Proteomic Profiling To Help Defy The Odds

When looking for biomarkers, most precision medicine companies focus on the interaction between the therapy and the tumor itself. For example, if there is an anti-PDL1 drug, they will attempt to use PDL1 as a biomarker. This approach is in line with the traditional drug-target identification process – it works well when we look for targets, but it is less effective when we look for biomarkers. This is because the approach neglects the fact that the interaction between the therapy and the tumor is taking place within a very sophisticated biological system – the patient.

We know today that host (patient) response plays a critical role in response determination and resistance mechanisms, forcing us to consider the therapy-tumor-patient interaction.

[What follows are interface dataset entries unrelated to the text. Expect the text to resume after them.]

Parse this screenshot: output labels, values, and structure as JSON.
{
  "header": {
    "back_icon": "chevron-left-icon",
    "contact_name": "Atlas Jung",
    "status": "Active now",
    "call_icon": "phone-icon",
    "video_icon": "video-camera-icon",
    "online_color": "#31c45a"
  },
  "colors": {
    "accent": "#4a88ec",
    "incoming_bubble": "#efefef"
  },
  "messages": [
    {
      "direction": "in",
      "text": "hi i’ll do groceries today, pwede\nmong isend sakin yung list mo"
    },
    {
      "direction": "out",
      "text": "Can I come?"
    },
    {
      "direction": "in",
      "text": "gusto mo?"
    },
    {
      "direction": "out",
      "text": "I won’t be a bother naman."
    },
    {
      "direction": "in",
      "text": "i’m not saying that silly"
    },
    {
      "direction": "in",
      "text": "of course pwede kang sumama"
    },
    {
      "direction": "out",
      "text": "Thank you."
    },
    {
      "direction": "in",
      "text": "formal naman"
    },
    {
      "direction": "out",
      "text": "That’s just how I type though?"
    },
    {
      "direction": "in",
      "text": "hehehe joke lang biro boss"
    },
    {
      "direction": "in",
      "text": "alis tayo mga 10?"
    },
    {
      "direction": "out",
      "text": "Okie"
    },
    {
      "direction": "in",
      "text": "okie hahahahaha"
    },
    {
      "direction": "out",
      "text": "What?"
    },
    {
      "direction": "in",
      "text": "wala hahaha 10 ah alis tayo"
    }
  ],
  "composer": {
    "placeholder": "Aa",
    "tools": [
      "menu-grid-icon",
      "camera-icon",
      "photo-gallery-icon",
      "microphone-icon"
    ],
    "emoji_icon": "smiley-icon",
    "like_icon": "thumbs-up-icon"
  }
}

But how do we get an inside look at the building blocks and engines of the biological processes? While DNA and RNA analyses have been the cornerstone in current biomarker discovery, proteins are what provide us with a holistic view of what is taking place biologically inside the patient’s body. Proteins give us deep insight into the complex interplay between the patient, the tumor, and the treatment, increasing the odds of identifying a clinically insightful biomarker platform.  

Utilizing high-throughput protein analysis technology, we can identify proteomic patterns that are predictive of treatment response and provide us with clinically meaningful insights into the active tumor resistance pathways.  At last, we have a blueprint to understanding individual immuno-response, allowing us to truly personalize each patient’s treatment plan. Deciphering this complex interaction requires analysis of thousands of features, not an easy feat, relying on artificial intelligence (AI) and machine learning (ML) technologies. In turn, these technologies allow physicians to assess multidimensional clinical and biological data in a broad range of proteins to successfully measure, monitor, and ultimately improve lung cancer outcomes.

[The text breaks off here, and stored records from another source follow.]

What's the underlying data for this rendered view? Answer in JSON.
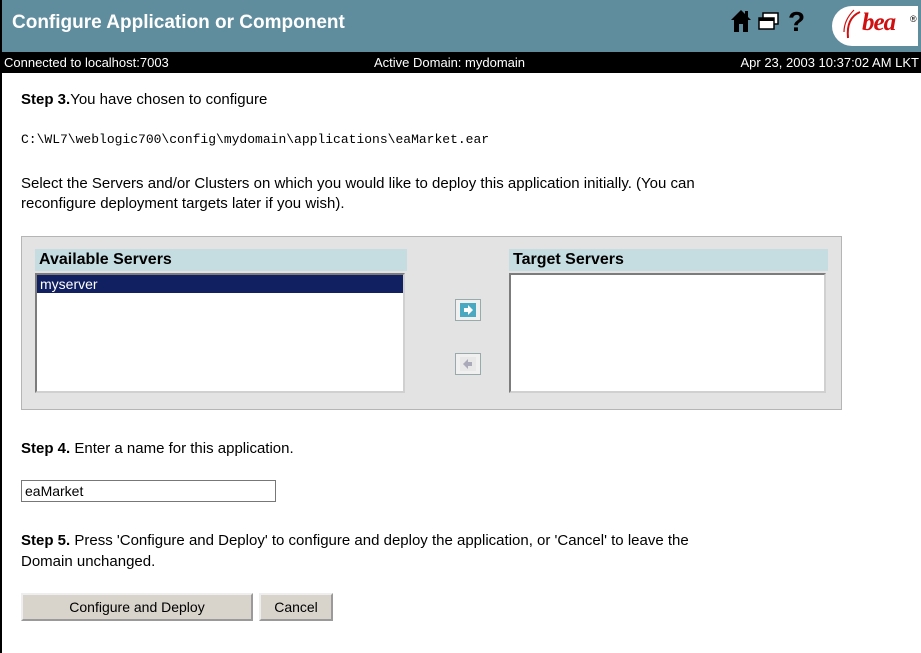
{
  "header": {
    "title": "Configure Application or Component",
    "icons": [
      "home-icon",
      "window-icon",
      "help-icon"
    ],
    "logo": "bea",
    "colors": {
      "titlebar": "#5f8d9e",
      "statusbar": "#000000"
    }
  },
  "status": {
    "connection": "Connected to localhost:7003",
    "domain": "Active Domain: mydomain",
    "datetime": "Apr 23, 2003 10:37:02 AM LKT"
  },
  "step3": {
    "label": "Step 3.",
    "text": "You have chosen to configure",
    "path": "C:\\WL7\\weblogic700\\config\\mydomain\\applications\\eaMarket.ear",
    "instructions_line1": "Select the Servers and/or Clusters on which you would like to deploy this application initially. (You can",
    "instructions_line2": "reconfigure deployment targets later if you wish)."
  },
  "servers": {
    "available_title": "Available Servers",
    "target_title": "Target Servers",
    "available": [
      "myserver"
    ],
    "target": []
  },
  "step4": {
    "label": "Step 4.",
    "text": "Enter a name for this application.",
    "app_name": "eaMarket"
  },
  "step5": {
    "label": "Step 5.",
    "text_line1": "Press 'Configure and Deploy' to configure and deploy the application, or 'Cancel' to leave the",
    "text_line2": "Domain unchanged."
  },
  "buttons": {
    "configure": "Configure and Deploy",
    "cancel": "Cancel"
  }
}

The Game Can Change… In The Patient’s Favor

Finding a successful path for personalized lung cancer treatment isn’t a roll of the dice, and without predictive biomarkers, we cannot improve treatment outcomes for patients. Using proteomic profiling to paint a larger picture, we can better ensure that patients receive the most precise treatment plan in an efficient and effective way, backed by strong clinical data.

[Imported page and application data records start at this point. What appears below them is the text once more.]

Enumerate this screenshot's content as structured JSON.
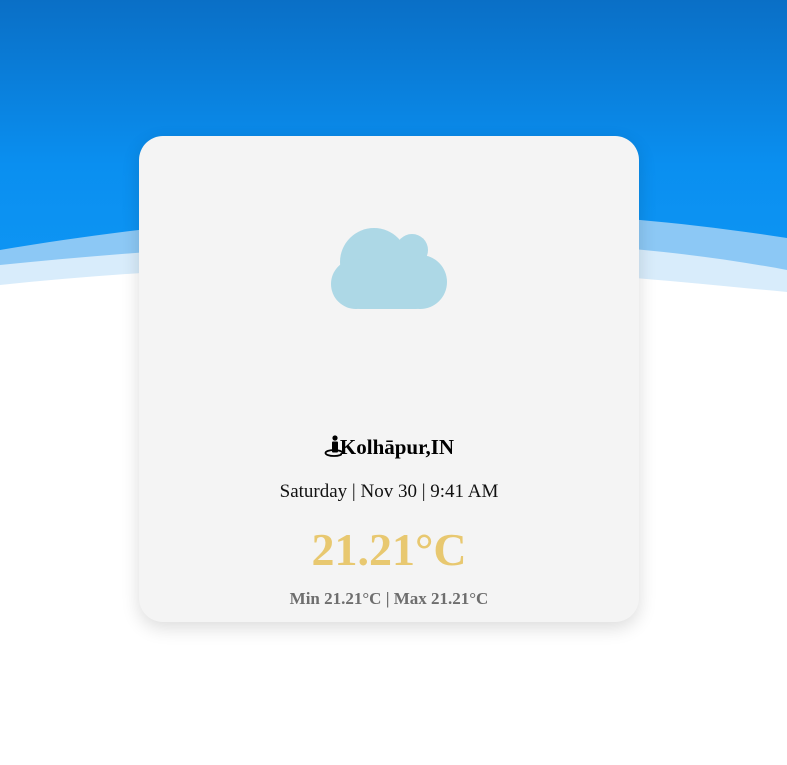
{
  "location": {
    "name": "Kolhāpur,IN",
    "icon": "person-pin-icon"
  },
  "datetime": "Saturday | Nov 30 | 9:41 AM",
  "temperature": "21.21°C",
  "minmax": "Min 21.21°C | Max 21.21°C",
  "weather_icon": "cloud-icon",
  "colors": {
    "sky_top": "#0a6fc6",
    "sky_mid": "#0a8ff0",
    "wave_light": "#8cc8f5",
    "wave_pale": "#d8ecfb",
    "card_bg": "#f4f4f4",
    "cloud": "#add8e6",
    "temperature": "#e8c870",
    "minmax": "#6e6e6e"
  }
}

Proteomic profiling is proving to be the catalyst in precise, individualized treatment planning, allowing us to make educated decisions instead of guesses and improving every patient’s odds of survival. No more clinical trial and error; no more shots in the dark with people’s lives on the line. It’s time we start focusing our efforts and work together on an approach that can change the face of care for lung cancer patients. Otherwise, the wish of the odds forever being in the patient’s favor is just that – a wish.


  1. American Cancer Society (2022) Cancer facts & Figures.
  2. Dr. Federico Cappuzzo (2021) Special Issue "Biomarkers in Lung Cancer." MDPI Cancers.
  3. Jason Sager, MD (2021, May 24) NSCLC: Exploring Treatment Challenges and the Potential in Clinical Trials. WebMD.

About The Author:

Ofer Sharon, MD, MBA, CEO of OncoHost, is a physician and entrepreneur with more than 20 years of experience in clinical and commercial product development for startups in the health tech, biotech, and medical device industries. Prior to joining OncoHost, he served multiple roles in global pharmaceutical companies, including as medical director for AstraZeneca (Israel), new technologies scout for Medimmune, and medical director for MSD (Israel). He cofounded several healthcare companies, mainly focusing on bioinformatic and machine learning platforms for clinical deterioration detection and early intervention. Sharon is a major (res.) in the IDF and a medical company commander with specific expertise in disaster relief. He received his MD cum laude from Tel Aviv University, Israel.